Snow-covered tracks and grass field!
The morning that it first snowed, my friend and I excitedly ran out to walk in the snow despite having woken up just a few minutes earlier.
Winter Is Coming

For most of Swedes, this is a phrase of impending coldness accompanied by a never-ending darkness. Because Sweden is a country farther north than most European countries, the sun rises later during the day and sets early in the afternoon (during the winter season). Although we’re not at the high-point of winter yet, I can already notice the increasing ratio of dark time versus daylight time.

At first, the thought of having to stay indoors all the time (because it’s too cold to go outside) was ideal for a self-proclaimed introvert such as myself. However, having experienced roughly two weeks of almost zero sunlight exposure drove me crazy. I started to develop occasional symptoms of dizziness, mild headaches, and slight lost of appetite.

During orientation at the beginning of the semester, I remember the Health Services administration gave a presentation on the services they offer. One of them was a Lightroom available for students who may need light therapy during the dark winter. I thought to myself, as cool as it may sound I don’t think I’ll ever need to use light therapy.

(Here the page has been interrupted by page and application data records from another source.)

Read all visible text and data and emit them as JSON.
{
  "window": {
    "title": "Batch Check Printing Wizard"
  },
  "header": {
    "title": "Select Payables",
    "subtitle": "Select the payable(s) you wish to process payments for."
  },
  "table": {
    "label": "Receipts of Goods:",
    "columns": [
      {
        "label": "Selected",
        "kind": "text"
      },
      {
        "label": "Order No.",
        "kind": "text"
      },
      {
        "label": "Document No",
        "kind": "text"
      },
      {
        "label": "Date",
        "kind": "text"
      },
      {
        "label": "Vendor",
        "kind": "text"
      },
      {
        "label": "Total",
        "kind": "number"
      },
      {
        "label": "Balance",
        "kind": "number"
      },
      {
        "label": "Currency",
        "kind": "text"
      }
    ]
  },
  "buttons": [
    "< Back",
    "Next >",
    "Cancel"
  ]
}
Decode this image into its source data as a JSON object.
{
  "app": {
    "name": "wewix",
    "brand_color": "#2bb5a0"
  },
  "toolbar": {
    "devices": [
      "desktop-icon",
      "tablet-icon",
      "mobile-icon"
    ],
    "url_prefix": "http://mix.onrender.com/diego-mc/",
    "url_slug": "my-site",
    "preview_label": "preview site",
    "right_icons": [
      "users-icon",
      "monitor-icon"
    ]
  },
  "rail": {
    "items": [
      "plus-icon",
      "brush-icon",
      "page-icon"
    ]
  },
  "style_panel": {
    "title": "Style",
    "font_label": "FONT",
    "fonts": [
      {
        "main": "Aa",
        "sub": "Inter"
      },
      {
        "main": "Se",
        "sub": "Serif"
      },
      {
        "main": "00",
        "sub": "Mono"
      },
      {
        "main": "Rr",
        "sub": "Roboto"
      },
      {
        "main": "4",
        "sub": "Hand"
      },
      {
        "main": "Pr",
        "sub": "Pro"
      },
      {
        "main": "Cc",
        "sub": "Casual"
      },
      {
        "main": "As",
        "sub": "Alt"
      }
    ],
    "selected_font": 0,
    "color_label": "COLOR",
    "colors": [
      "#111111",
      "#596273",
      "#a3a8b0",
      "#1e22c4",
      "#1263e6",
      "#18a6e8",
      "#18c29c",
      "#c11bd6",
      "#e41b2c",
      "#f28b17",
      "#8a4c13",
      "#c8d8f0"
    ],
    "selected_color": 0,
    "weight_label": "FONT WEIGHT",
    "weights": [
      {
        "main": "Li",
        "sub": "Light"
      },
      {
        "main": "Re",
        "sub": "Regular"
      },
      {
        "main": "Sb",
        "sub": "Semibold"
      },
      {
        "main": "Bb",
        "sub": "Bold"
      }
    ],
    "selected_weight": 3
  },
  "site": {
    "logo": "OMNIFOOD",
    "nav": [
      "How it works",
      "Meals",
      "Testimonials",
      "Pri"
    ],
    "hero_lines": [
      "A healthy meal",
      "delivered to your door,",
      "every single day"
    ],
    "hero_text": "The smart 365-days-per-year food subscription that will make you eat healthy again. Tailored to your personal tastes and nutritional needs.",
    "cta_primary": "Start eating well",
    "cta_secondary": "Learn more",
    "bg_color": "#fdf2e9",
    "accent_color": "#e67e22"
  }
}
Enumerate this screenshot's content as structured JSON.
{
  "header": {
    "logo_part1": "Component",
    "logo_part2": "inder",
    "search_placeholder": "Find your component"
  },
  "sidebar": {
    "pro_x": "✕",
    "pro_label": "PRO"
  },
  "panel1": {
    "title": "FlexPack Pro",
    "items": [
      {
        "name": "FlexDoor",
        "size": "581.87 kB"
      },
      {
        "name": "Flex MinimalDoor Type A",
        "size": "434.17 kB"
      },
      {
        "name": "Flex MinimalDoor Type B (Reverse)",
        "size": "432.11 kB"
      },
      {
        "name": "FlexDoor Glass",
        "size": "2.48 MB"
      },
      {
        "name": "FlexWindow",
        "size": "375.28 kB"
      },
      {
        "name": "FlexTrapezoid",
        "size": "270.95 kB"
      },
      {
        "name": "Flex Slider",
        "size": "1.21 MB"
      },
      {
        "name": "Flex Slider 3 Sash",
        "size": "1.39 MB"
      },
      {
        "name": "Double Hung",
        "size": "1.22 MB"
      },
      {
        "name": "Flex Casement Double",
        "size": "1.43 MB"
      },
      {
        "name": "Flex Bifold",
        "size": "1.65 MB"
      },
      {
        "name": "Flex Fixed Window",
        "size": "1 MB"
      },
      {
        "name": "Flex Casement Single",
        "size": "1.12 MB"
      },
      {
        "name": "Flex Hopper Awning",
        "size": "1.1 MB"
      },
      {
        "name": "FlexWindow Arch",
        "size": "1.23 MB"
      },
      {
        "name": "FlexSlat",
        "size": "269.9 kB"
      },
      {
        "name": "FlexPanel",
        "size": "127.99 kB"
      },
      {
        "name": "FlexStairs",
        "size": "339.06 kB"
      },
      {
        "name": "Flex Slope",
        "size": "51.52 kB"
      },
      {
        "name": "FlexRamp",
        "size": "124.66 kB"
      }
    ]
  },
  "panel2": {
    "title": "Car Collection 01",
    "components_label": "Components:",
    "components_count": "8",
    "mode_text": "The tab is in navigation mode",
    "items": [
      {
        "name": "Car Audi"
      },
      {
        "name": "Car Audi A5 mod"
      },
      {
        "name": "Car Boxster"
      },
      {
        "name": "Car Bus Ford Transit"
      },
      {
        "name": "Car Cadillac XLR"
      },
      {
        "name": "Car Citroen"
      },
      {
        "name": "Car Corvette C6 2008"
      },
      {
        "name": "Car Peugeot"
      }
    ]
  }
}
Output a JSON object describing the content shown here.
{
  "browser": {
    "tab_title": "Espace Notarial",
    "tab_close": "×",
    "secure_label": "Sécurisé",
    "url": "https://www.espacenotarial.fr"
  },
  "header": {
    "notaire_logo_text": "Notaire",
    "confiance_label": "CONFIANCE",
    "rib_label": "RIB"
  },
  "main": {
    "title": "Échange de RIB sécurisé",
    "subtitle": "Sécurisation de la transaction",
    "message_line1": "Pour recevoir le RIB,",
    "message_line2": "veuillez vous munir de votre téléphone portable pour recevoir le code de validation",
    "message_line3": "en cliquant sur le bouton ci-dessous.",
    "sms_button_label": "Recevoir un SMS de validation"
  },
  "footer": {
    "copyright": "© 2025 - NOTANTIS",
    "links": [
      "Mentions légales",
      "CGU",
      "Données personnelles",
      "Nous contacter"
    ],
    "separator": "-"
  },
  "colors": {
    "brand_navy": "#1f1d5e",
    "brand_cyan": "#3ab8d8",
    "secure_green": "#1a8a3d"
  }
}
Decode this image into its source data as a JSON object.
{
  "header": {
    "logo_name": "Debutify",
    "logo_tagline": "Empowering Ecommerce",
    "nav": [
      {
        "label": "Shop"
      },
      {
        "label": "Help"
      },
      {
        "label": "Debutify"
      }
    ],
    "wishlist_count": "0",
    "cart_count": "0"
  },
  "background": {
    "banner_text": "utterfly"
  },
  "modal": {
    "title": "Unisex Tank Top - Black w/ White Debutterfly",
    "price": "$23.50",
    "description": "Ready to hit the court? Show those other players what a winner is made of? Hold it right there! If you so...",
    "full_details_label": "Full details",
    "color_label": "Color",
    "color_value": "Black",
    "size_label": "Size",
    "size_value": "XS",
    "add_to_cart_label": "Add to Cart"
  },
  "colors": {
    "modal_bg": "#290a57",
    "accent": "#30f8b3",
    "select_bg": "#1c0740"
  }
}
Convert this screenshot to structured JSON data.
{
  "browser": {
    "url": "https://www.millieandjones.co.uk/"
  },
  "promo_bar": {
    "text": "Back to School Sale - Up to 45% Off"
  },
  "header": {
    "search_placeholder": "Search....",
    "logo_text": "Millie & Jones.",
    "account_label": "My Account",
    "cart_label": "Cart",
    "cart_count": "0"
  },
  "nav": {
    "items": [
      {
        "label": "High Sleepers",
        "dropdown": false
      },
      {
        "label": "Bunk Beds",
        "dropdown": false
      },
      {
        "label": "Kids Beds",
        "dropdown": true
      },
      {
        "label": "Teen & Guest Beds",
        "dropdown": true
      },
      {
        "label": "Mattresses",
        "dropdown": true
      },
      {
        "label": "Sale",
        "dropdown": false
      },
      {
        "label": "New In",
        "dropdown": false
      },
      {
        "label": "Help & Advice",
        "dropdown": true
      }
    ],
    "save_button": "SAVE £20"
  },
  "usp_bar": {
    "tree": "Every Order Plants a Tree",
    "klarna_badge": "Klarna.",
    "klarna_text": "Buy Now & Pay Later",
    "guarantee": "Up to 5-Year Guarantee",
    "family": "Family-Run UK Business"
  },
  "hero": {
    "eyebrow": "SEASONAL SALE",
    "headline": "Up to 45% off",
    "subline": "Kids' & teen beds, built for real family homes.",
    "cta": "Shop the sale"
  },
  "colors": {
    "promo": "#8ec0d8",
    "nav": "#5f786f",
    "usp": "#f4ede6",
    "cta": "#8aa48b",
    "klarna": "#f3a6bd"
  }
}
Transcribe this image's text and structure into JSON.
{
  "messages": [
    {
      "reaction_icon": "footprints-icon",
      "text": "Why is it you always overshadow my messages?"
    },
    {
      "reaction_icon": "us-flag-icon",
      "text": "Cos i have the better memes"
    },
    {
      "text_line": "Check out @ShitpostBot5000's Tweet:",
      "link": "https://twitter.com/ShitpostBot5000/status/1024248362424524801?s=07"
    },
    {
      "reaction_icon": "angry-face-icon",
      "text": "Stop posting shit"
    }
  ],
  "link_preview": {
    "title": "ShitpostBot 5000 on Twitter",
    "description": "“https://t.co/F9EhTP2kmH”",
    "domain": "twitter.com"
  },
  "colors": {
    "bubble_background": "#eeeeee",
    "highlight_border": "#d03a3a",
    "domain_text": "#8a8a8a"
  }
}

But now I may have to pay them a visit soon. I did not realize that there were such negative repercussions that came with the romanticized ‘winter wonderland’ image I had in my head. Winter wasn’t such an exciting time for Swedes as it was for me, but now I’m beginning to understand why it is so. I can only imagine how rough it would get in the future as we approach Christmas winter in December.

Could This Be Why?

After thinking about this for a while, I came to realize something. Swedes are known for their emphasis in respecting others of their personal space as well as expecting others to respect theirs. Most Swedes I’ve come in contact with have somewhat quiet personalities and are very private individuals.

At first I thought it may have been because of their social unwritten rules of Jantelagen, but now I’m thinking, could it be because of the winter weather? Because it’s often cold and dark for so long each year, most people would opt to stay in their home and engage in mostly indoor activities.

If this is how they spend their days for majority of the year (due to prolonged winter), I wonder if it could explain why most Swedes are such private individuals. This is only a rough speculation made from an outsider so it may not be correct, but I can’t help but wonder if environmental factors such as geographical location and meteorological state could affect a person’s behavior and personality.

Although the sky seems bright blue, there was barely enough light to make out the path I was walking on. This picture was taken around 5pm.